Room C202 (The Georgia World Congress Center )
Luke E. Madaus, University of Washington, Seattle, WA; and C. F. Mass and G. J. Hakim

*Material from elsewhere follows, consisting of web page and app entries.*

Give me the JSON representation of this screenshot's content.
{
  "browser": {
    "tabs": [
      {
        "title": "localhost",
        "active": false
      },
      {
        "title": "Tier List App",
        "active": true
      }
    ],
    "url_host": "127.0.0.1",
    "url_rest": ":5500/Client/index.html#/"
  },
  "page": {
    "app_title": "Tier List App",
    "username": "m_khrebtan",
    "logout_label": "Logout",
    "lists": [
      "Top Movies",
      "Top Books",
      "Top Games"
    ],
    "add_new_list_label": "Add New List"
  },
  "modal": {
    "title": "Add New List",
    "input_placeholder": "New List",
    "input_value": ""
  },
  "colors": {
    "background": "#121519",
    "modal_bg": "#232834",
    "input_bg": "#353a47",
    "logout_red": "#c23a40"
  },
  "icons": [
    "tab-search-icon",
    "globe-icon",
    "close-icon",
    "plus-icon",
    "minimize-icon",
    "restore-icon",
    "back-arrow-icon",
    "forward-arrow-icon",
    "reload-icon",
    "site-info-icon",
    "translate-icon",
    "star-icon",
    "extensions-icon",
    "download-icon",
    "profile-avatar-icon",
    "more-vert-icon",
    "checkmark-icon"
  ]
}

Surface pressure observations have been shown to provide valuable information to synoptic-scale forecasts and analyses, but their ability to describe mesoscale phenomena, many of which exhibit distinct pressure signatures, remains underexplored.  To capture these features, a very dense network of observations was sought by exploring novel, yet extant observation platforms.  Pressure observations from citizen observers and backyard meteorologists are readily obtainable and were found to increase the density of observations by an order of magnitude over the ASOS network in the Pacific Northwest.  Quality control and bias correction methods for these pressure observations, including the option of using pressure tendency observations, were developed.  A month-long series of experiments using the University of Washington Real-Time Ensemble Kalman Filter system examined the impact of assimilating these additional pressure observations on mesoscale analyses and short-term forecasts. The assimilation of these additional pressure observations made localized adjustments to the surface pressure, wind and temperature fields surrounding various mesoscale phenomena. Short-term forecasts following analyses produced using the dense pressure observations had statistically significant reductions in errors throughout the lower troposphere.  In addition, assimilating these observations also yielded improved forecasts of frontal passage timing and convective development.